|کد مقاله||کد نشریه||سال انتشار||مقاله انگلیسی||ترجمه فارسی||نسخه تمام متن|
|2653605||1564042||2013||11 صفحه PDF||سفارش دهید||دانلود کنید|
BackgroundMost US children do not meet recommendations for daily fruit and vegetable intake.ObjectiveOur aim was to evaluate the hypothesis that at post-intervention, children exposed to the Harvest for Healthy Kids pilot study will have greater willingness to try and liking of target foods vs children in the comparison group, controlling for baseline differences.DesignWe conducted a quasi-experimental pilot study with comparison, low-intervention, and high-intervention groups. Pre- and post-intervention survey data were collected.Participants/settingThe intervention period was October 2012 to May 2013. The analysis sample was 226 children within the higher-level unit sample of five participating Head Start centers (Portland, OR); 231 children dropped out of or enrolled in Head Start mid-year, were absent during or refused to participate in the assessments, or were missing covariates.InterventionThe comparison group received no intervention components; the low-intervention group received foodservice modifications; the high-intervention group received foodservice modifications and nutrition education.Main outcome measuresWillingness to try and liking of target foods were tested and analyzed as binary variables.Statistical analyses performedMcNemar’s tests were used to assess differences between pre- and post-intervention scores by intervention group. Fixed slope, random intercept multilevel logistic models were used to assess associations between intervention group and post-intervention scores controlling for covariates, adjusting for baseline values, and accounting for center level clustering.ResultsThe difference between pre- and post-intervention willingness to try and liking of target foods was statistically significant for a variety of foods; for example, 44.2% of children liked rutabaga pre-intervention compared with 78.1% post-intervention (P=0.004). Multilevel modeling indicated similar associations.ConclusionsThe Harvest for Healthy Kids pilot study suggests a positive association between the intervention and willingness to try and liking for target foods among study participants. Additional research is needed to assess the impact of the program on fruit and vegetable intake.

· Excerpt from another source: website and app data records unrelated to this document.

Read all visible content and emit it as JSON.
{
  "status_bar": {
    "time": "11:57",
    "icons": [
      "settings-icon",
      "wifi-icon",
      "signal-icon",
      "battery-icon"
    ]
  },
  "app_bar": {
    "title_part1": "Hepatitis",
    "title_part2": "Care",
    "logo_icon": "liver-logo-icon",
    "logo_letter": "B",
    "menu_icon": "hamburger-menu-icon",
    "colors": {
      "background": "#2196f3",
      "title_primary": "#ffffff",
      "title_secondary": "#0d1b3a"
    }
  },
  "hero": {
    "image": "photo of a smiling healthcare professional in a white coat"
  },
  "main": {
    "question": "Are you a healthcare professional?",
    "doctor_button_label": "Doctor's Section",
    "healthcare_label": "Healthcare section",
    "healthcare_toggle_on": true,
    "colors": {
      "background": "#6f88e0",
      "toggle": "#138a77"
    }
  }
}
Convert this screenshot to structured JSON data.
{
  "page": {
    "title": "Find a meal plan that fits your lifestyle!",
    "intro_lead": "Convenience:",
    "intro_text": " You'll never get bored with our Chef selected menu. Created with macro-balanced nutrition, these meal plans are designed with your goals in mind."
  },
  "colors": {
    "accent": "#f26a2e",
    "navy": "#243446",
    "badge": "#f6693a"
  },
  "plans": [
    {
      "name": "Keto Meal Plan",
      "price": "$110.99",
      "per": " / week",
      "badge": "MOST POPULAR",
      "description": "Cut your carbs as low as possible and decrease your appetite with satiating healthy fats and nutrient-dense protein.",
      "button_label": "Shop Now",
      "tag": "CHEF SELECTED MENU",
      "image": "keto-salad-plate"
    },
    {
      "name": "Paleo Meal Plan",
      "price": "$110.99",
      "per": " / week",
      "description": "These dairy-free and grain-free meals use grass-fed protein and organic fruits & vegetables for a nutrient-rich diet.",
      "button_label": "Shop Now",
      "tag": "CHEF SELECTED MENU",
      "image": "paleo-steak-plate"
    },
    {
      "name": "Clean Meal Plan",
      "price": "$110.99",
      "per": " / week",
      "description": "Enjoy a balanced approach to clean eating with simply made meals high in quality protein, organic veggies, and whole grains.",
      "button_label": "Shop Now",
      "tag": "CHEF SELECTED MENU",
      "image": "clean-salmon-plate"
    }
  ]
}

Journal: Journal of the Academy of Nutrition and Dietetics - Volume 115, Issue 12, December 2015, Pages 2003–2013